Cosyne 2016. Snowbird, Utah
Feb 29th, March 1st, 2016
Organizers: Costas Anastassiou, Gabriel Kreiman and Stephanie Jones
Oscillatory activities such as theta (~4-8 Hz), alpha (~7-14Hz), beta (~12-30 Hz) or gamma (~30-80 Hz) have been hypothesized to coordinate neural functioning within and across brain areas. Flexible cooperation among local and distant cell assemblies is thought to underlie the efficacy of cortical performance and, as such, is an essential ingredient of cognition. What are the underlying neural mechanisms supporting such oscillations and how do these mechanisms dictate characteristics of rhythmic activity? How do rhythms manifest in terms of recorded signals and associated time series? How are the rhythms correlated with behavior and are they causally important? More specifically, oscillations are typically monitored via extracellular voltage (Ve) recordings (either from an individual location or from multiple locations). Understanding the link between sub-cellular, cellular and circuit dynamics giving rise to Ve-signals expressing such oscillations is paramount towards understanding how the biophysics underlying rhythms ultimately impact behavior. In this workshop we seek to address how the brain elicits oscillations at the cellular and circuit level, how these mechanisms translate to recorded signals, and how such oscillations give rise to high-level functioning.
This topic is very timely as in the last decade or so new technologies such as high-density silicon probes and 2-photon imaging have allowed concurrent monitoring of hundreds or even thousands of neurons in living and behaving animals.

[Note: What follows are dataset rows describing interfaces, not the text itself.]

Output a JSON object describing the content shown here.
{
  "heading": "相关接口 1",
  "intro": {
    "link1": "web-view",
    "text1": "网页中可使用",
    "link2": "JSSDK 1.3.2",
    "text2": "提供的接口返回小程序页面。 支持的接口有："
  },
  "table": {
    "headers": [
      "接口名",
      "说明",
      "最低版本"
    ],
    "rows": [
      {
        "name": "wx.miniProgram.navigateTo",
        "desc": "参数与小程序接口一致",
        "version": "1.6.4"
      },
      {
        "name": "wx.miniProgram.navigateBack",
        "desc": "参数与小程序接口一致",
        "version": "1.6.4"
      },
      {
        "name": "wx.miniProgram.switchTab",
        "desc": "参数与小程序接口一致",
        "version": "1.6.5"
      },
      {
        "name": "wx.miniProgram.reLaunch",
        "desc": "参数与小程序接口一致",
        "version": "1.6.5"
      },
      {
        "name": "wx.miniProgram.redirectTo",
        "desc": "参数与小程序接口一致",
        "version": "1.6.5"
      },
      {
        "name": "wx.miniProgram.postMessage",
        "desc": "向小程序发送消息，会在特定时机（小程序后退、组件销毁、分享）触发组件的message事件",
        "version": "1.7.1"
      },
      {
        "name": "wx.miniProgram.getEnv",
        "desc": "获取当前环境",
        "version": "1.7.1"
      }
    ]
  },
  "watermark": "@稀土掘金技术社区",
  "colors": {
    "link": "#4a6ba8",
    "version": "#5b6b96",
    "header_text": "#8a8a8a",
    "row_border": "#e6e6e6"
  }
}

As such, we have entered an era where mechanisms of communication within and across brain areas can be interrogated at their cellular level – oscillations and rhythmic activity are a primary candidate for obtaining such network communication. Based on the aforementioned our goal is to organize a workshop bringing together worldwide experts to discuss the origin and function of oscillations given the newest findings and technologies. To the best of our knowledge, there has been no COSYNE-workshop in the past dealing with this subject and, thus, we expect a large audience. Furthermore, we strived to invite speakers of different backgrounds (theoretical, computational and experimental) whose research interests cover a range of scales (micro, meso and macro) and levels of description (bottom-up, top-down, etc.) We firmly believe that this workshop will be an important contribution and of interest to participants of a range of backgrounds interested to find out about brain oscillations and associated signals but also mechanisms of communication useful to the brain, in general.
Monday February 29th
|Biophysics and computational models of neural rhythms
|Session Chair: Costas Anastassiou
|William Stanely Anderson
|Modeling Techniques for Studies of Brain Oscillations
|What can the local field potential (LFP) tell us about the cortical network activity?
|Biophysically Principled Computational Modeling of Human MEG/EEG Signals Reveals Novel Mechanisms of Neocortical Rhythms and Their Meaning for Function
|Role of oscillations in intra and inter area communication
|Session Chair: Gabriel Kreiman
Brief Beta Bursts Abounding in Behaving Brains
Original analyses of the statistical distribution of durations of beta bursts in cortex and striatum of behaving monkeys will be presented, along with a review of historical reports of the phenomenon of brief oscillatory bursts. I will conclude with some thoughts on possible functional roles of brief bursts of oscillation.
|Spike 'replay' during gamma rhythms in models of wake and NREM sleep: A role for GABA(B) receptor-mediated synaptic plasticity
|Layer-specific and frequency-dependent feedforward vs feedback signaling in a large-scale model of monkey cortex
Tuesday March 1st
|Neural rhythms and cognition
|Session Chair: Stephanie Jones
|Neural Dynamics of Cognitive Control
|Perceptual inference and Neural oscillations:Predicting ‘what’ and ‘when’
|Functional inhibition gates eye-hand coordination
Neural rhythms underlying interactions during flexlible rule learning
Rapid adaptation in behavioral choices is critical to our daily endeavors and constitutes a hallmark of dynamic reasoning. Learning new visuomotor mappings led to the emergence of specific responses that associated visual signals with the correct motor output. After learning, those mapping selective signals in the gamma band during the delay period showed dynamic interactions with purely visual and motor responses. These observations provide initial steps towards elucidating the dynamic circuits underlying flexible behavior and how communication across areas leads to rapid learning of task-relevant choices.
|Causal roles of neural rhythms
|Session Chair: Gabriel Kreiman
|Spatial sequence coding differs during slow and fast gamma rhythms in the hippocampus
|Signals, systems, psyche
|Optogenetic control of rhythmic spike patterns in hippocampus and cortex